**REQUIRED WORK:**
Please reproduce all the data exactly as written and omit the pictures.

**EXTRACTED RECORDS:**
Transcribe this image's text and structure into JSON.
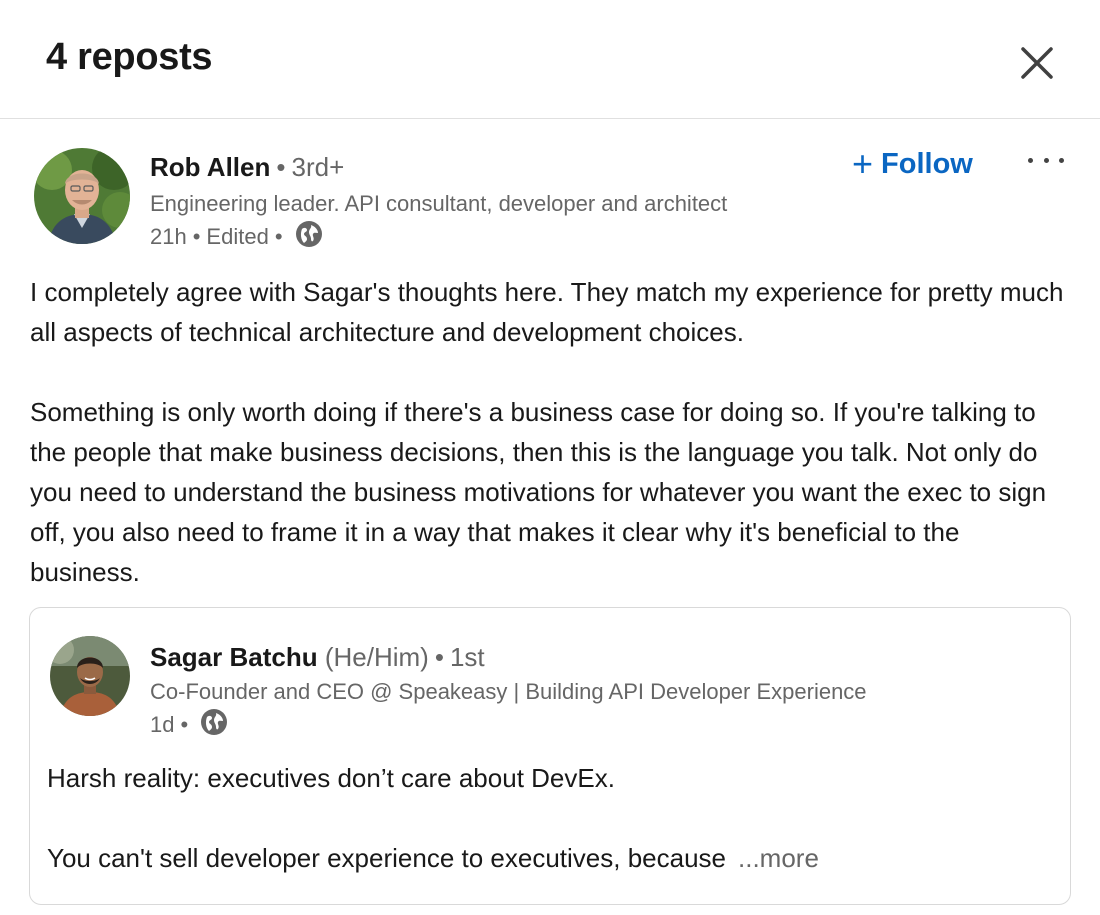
{
  "modal": {
    "title": "4 reposts",
    "close_icon": "close-icon"
  },
  "repost": {
    "author": {
      "name": "Rob Allen",
      "degree": "3rd+",
      "headline": "Engineering leader. API consultant, developer and architect",
      "time": "21h",
      "edited": "Edited",
      "visibility_icon": "globe-icon"
    },
    "follow_label": "Follow",
    "more_icon": "ellipsis-icon",
    "text": [
      "I completely agree with Sagar's thoughts here. They match my experience for pretty much all aspects of technical architecture and development choices.",
      "Something is only worth doing if there's a business case for doing so. If you're talking to the people that make business decisions, then this is the language you talk. Not only do you need to understand the business motivations for whatever you want the exec to sign off, you also need to frame it in a way that makes it clear why it's beneficial to the business."
    ]
  },
  "original_post": {
    "author": {
      "name": "Sagar Batchu",
      "pronouns": "(He/Him)",
      "degree": "1st",
      "headline": "Co-Founder and CEO @ Speakeasy | Building API Developer Experience",
      "time": "1d",
      "visibility_icon": "globe-icon"
    },
    "text": [
      "Harsh reality: executives don’t care about DevEx.",
      "You can't sell developer experience to executives, because"
    ],
    "see_more_label": "...more"
  },
  "colors": {
    "link_blue": "#0a66c2",
    "muted_text": "#666666",
    "border": "#d9d9d9"
  }
}
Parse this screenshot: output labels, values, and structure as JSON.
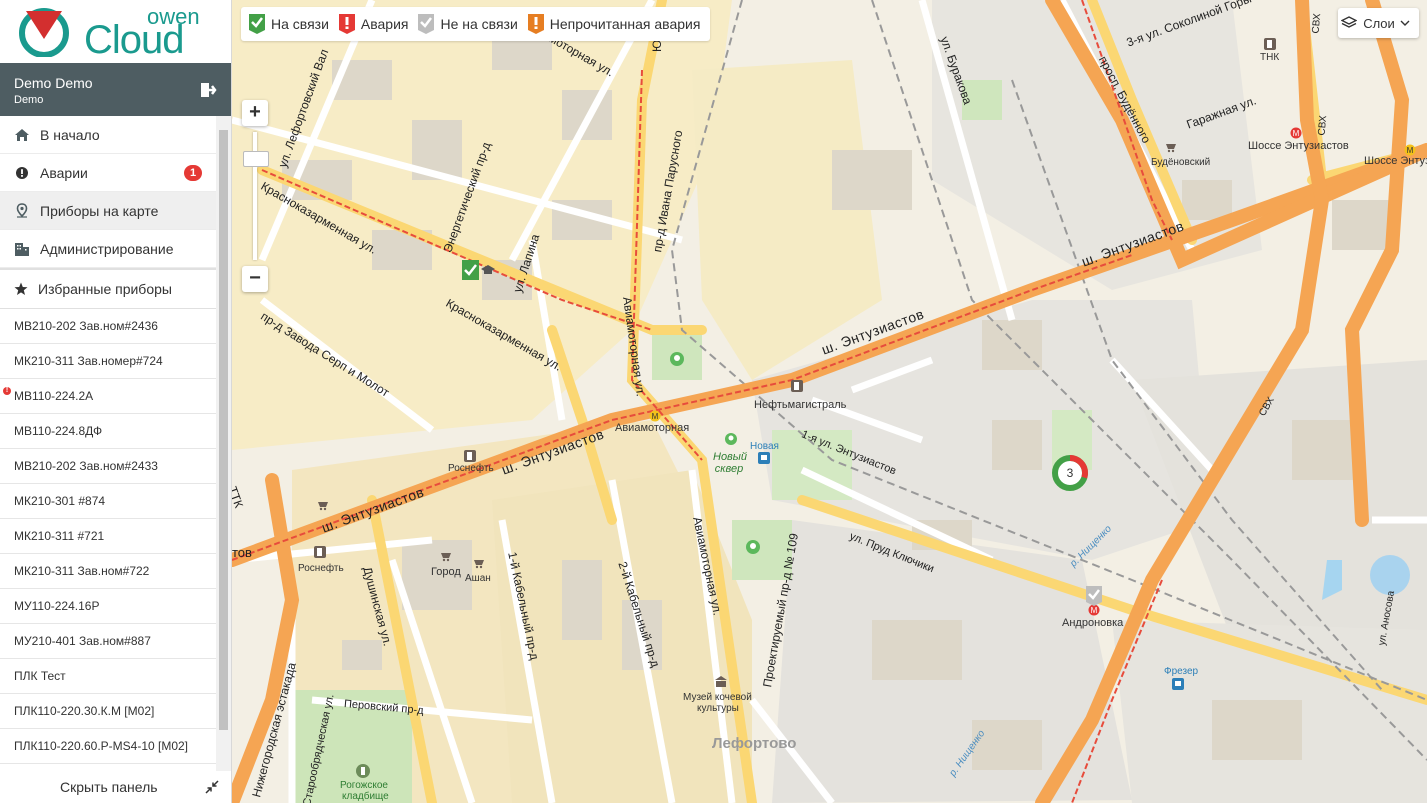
{
  "brand": {
    "owen": "owen",
    "cloud": "Cloud"
  },
  "user": {
    "name": "Demo Demo",
    "org": "Demo"
  },
  "nav": {
    "items": [
      {
        "label": "В начало",
        "icon": "home-icon"
      },
      {
        "label": "Аварии",
        "icon": "alert-circle-icon",
        "badge": "1"
      },
      {
        "label": "Приборы на карте",
        "icon": "map-pin-icon"
      },
      {
        "label": "Администрирование",
        "icon": "building-icon"
      }
    ],
    "favorites_label": "Избранные приборы"
  },
  "devices": [
    {
      "label": "МВ210-202 Зав.ном#2436",
      "alarm": false
    },
    {
      "label": "МК210-311 Зав.номер#724",
      "alarm": false
    },
    {
      "label": "МВ110-224.2А",
      "alarm": true
    },
    {
      "label": "МВ110-224.8ДФ",
      "alarm": false
    },
    {
      "label": "МВ210-202 Зав.ном#2433",
      "alarm": false
    },
    {
      "label": "МК210-301 #874",
      "alarm": false
    },
    {
      "label": "МК210-311 #721",
      "alarm": false
    },
    {
      "label": "МК210-311 Зав.ном#722",
      "alarm": false
    },
    {
      "label": "МУ110-224.16Р",
      "alarm": false
    },
    {
      "label": "МУ210-401 Зав.ном#887",
      "alarm": false
    },
    {
      "label": "ПЛК Тест",
      "alarm": false
    },
    {
      "label": "ПЛК110-220.30.К.М [M02]",
      "alarm": false
    },
    {
      "label": "ПЛК110-220.60.Р-MS4-10 [M02]",
      "alarm": false
    }
  ],
  "hide_panel": "Скрыть панель",
  "legend": {
    "online": "На связи",
    "alarm": "Авария",
    "offline": "Не на связи",
    "unread_alarm": "Непрочитанная авария",
    "colors": {
      "online": "#43a047",
      "alarm": "#e53935",
      "offline": "#bdbdbd",
      "unread": "#e67e22"
    }
  },
  "map": {
    "layers_label": "Слои",
    "zoom_in": "+",
    "zoom_out": "−",
    "cluster": {
      "count": "3"
    },
    "streets": {
      "entuziastov_1": "ш. Энтузиастов",
      "entuziastov_2": "ш. Энтузиастов",
      "entuziastov_3": "ш. Энтузиастов",
      "entuziastov_4": "ш. Энтузиастов",
      "krasnokazarm_1": "Красноказарменная ул.",
      "krasnokazarm_2": "Красноказарменная ул.",
      "aviamotornaya_1": "Авиамоторная ул.",
      "aviamotornaya_2": "Авиамоторная ул.",
      "aviamotornaya_3": "Авиамоторная ул.",
      "budennogo": "просп. Будённого",
      "garazhnaya": "Гаражная ул.",
      "sokolinoy": "3-я ул. Соколиной Горы",
      "burakova": "ул. Буракова",
      "parystogo": "пр-д Ивана Парусного",
      "lapina": "ул. Лапина",
      "energetichesky": "Энергетический пр-д",
      "lefortovsky": "ул. Лефортовский Вал",
      "serp": "пр-д Завода Серп и Молот",
      "dushinskaya": "Душинская ул.",
      "kabelny1": "1-й Кабельный пр-д",
      "kabelny2": "2-й Кабельный пр-д",
      "proektiruemy": "Проектируемый пр-д № 109",
      "perovsky": "Перовский пр-д",
      "staroobryad": "Старообрядческая ул.",
      "nizhegorod": "Нижегородская эстакада",
      "prud": "ул. Пруд Ключики",
      "entuz1": "1-я ул. Энтузиастов",
      "anosova": "ул. Аносова",
      "nishchenko1": "р. Нищенко",
      "nishchenko2": "р. Нищенко",
      "yuzhny": "Южн",
      "ttk": "ТТК",
      "tov": "тов",
      "svh1": "СВХ",
      "svh2": "СВХ",
      "svh3": "СВХ",
      "aviamotornaya_up": "моторная ул."
    },
    "places": {
      "aviamotornaya_metro": "Авиамоторная",
      "shosse_entuz": "Шоссе Энтузиастов",
      "shosse_entuz2": "Шоссе Энтузиастов",
      "andronovka": "Андроновка",
      "neftmagistral": "Нефтьмагистраль",
      "rosneft1": "Роснефть",
      "rosneft2": "Роснефть",
      "budenovsky": "Будёновский",
      "tnk": "ТНК",
      "gorod": "Город",
      "ashan": "Ашан",
      "novaya": "Новая",
      "novy_skver": "Новый сквер",
      "museum_line1": "Музей кочевой",
      "museum_line2": "культуры",
      "lefortovo": "Лефортово",
      "frezer": "Фрезер",
      "rogozhskoe_1": "Рогожское",
      "rogozhskoe_2": "кладбище"
    }
  }
}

**YOUR RESPONSE:**
Transcribe this image's text and structure into JSON.
{
  "modal": {
    "title": "4 reposts",
    "close_icon": "close-icon"
  },
  "repost": {
    "author": {
      "name": "Rob Allen",
      "degree": "3rd+",
      "headline": "Engineering leader. API consultant, developer and architect",
      "time": "21h",
      "edited": "Edited",
      "visibility_icon": "globe-icon"
    },
    "follow_label": "Follow",
    "more_icon": "ellipsis-icon",
    "text": [
      "I completely agree with Sagar's thoughts here. They match my experience for pretty much all aspects of technical architecture and development choices.",
      "Something is only worth doing if there's a business case for doing so. If you're talking to the people that make business decisions, then this is the language you talk. Not only do you need to understand the business motivations for whatever you want the exec to sign off, you also need to frame it in a way that makes it clear why it's beneficial to the business."
    ]
  },
  "original_post": {
    "author": {
      "name": "Sagar Batchu",
      "pronouns": "(He/Him)",
      "degree": "1st",
      "headline": "Co-Founder and CEO @ Speakeasy | Building API Developer Experience",
      "time": "1d",
      "visibility_icon": "globe-icon"
    },
    "text": [
      "Harsh reality: executives don’t care about DevEx.",
      "You can't sell developer experience to executives, because"
    ],
    "see_more_label": "...more"
  },
  "colors": {
    "link_blue": "#0a66c2",
    "muted_text": "#666666",
    "border": "#d9d9d9"
  }
}
Parse this screenshot: output labels, values, and structure as JSON.
{
  "brand": {
    "owen": "owen",
    "cloud": "Cloud"
  },
  "user": {
    "name": "Demo Demo",
    "org": "Demo"
  },
  "nav": {
    "items": [
      {
        "label": "В начало",
        "icon": "home-icon"
      },
      {
        "label": "Аварии",
        "icon": "alert-circle-icon",
        "badge": "1"
      },
      {
        "label": "Приборы на карте",
        "icon": "map-pin-icon"
      },
      {
        "label": "Администрирование",
        "icon": "building-icon"
      }
    ],
    "favorites_label": "Избранные приборы"
  },
  "devices": [
    {
      "label": "МВ210-202 Зав.ном#2436",
      "alarm": false
    },
    {
      "label": "МК210-311 Зав.номер#724",
      "alarm": false
    },
    {
      "label": "МВ110-224.2А",
      "alarm": true
    },
    {
      "label": "МВ110-224.8ДФ",
      "alarm": false
    },
    {
      "label": "МВ210-202 Зав.ном#2433",
      "alarm": false
    },
    {
      "label": "МК210-301 #874",
      "alarm": false
    },
    {
      "label": "МК210-311 #721",
      "alarm": false
    },
    {
      "label": "МК210-311 Зав.ном#722",
      "alarm": false
    },
    {
      "label": "МУ110-224.16Р",
      "alarm": false
    },
    {
      "label": "МУ210-401 Зав.ном#887",
      "alarm": false
    },
    {
      "label": "ПЛК Тест",
      "alarm": false
    },
    {
      "label": "ПЛК110-220.30.К.М [M02]",
      "alarm": false
    },
    {
      "label": "ПЛК110-220.60.Р-MS4-10 [M02]",
      "alarm": false
    }
  ],
  "hide_panel": "Скрыть панель",
  "legend": {
    "online": "На связи",
    "alarm": "Авария",
    "offline": "Не на связи",
    "unread_alarm": "Непрочитанная авария",
    "colors": {
      "online": "#43a047",
      "alarm": "#e53935",
      "offline": "#bdbdbd",
      "unread": "#e67e22"
    }
  },
  "map": {
    "layers_label": "Слои",
    "zoom_in": "+",
    "zoom_out": "−",
    "cluster": {
      "count": "3"
    },
    "streets": {
      "entuziastov_1": "ш. Энтузиастов",
      "entuziastov_2": "ш. Энтузиастов",
      "entuziastov_3": "ш. Энтузиастов",
      "entuziastov_4": "ш. Энтузиастов",
      "krasnokazarm_1": "Красноказарменная ул.",
      "krasnokazarm_2": "Красноказарменная ул.",
      "aviamotornaya_1": "Авиамоторная ул.",
      "aviamotornaya_2": "Авиамоторная ул.",
      "aviamotornaya_3": "Авиамоторная ул.",
      "budennogo": "просп. Будённого",
      "garazhnaya": "Гаражная ул.",
      "sokolinoy": "3-я ул. Соколиной Горы",
      "burakova": "ул. Буракова",
      "parystogo": "пр-д Ивана Парусного",
      "lapina": "ул. Лапина",
      "energetichesky": "Энергетический пр-д",
      "lefortovsky": "ул. Лефортовский Вал",
      "serp": "пр-д Завода Серп и Молот",
      "dushinskaya": "Душинская ул.",
      "kabelny1": "1-й Кабельный пр-д",
      "kabelny2": "2-й Кабельный пр-д",
      "proektiruemy": "Проектируемый пр-д № 109",
      "perovsky": "Перовский пр-д",
      "staroobryad": "Старообрядческая ул.",
      "nizhegorod": "Нижегородская эстакада",
      "prud": "ул. Пруд Ключики",
      "entuz1": "1-я ул. Энтузиастов",
      "anosova": "ул. Аносова",
      "nishchenko1": "р. Нищенко",
      "nishchenko2": "р. Нищенко",
      "yuzhny": "Южн",
      "ttk": "ТТК",
      "tov": "тов",
      "svh1": "СВХ",
      "svh2": "СВХ",
      "svh3": "СВХ",
      "aviamotornaya_up": "моторная ул."
    },
    "places": {
      "aviamotornaya_metro": "Авиамоторная",
      "shosse_entuz": "Шоссе Энтузиастов",
      "shosse_entuz2": "Шоссе Энтузиастов",
      "andronovka": "Андроновка",
      "neftmagistral": "Нефтьмагистраль",
      "rosneft1": "Роснефть",
      "rosneft2": "Роснефть",
      "budenovsky": "Будёновский",
      "tnk": "ТНК",
      "gorod": "Город",
      "ashan": "Ашан",
      "novaya": "Новая",
      "novy_skver": "Новый сквер",
      "museum_line1": "Музей кочевой",
      "museum_line2": "культуры",
      "lefortovo": "Лефортово",
      "frezer": "Фрезер",
      "rogozhskoe_1": "Рогожское",
      "rogozhskoe_2": "кладбище"
    }
  }
}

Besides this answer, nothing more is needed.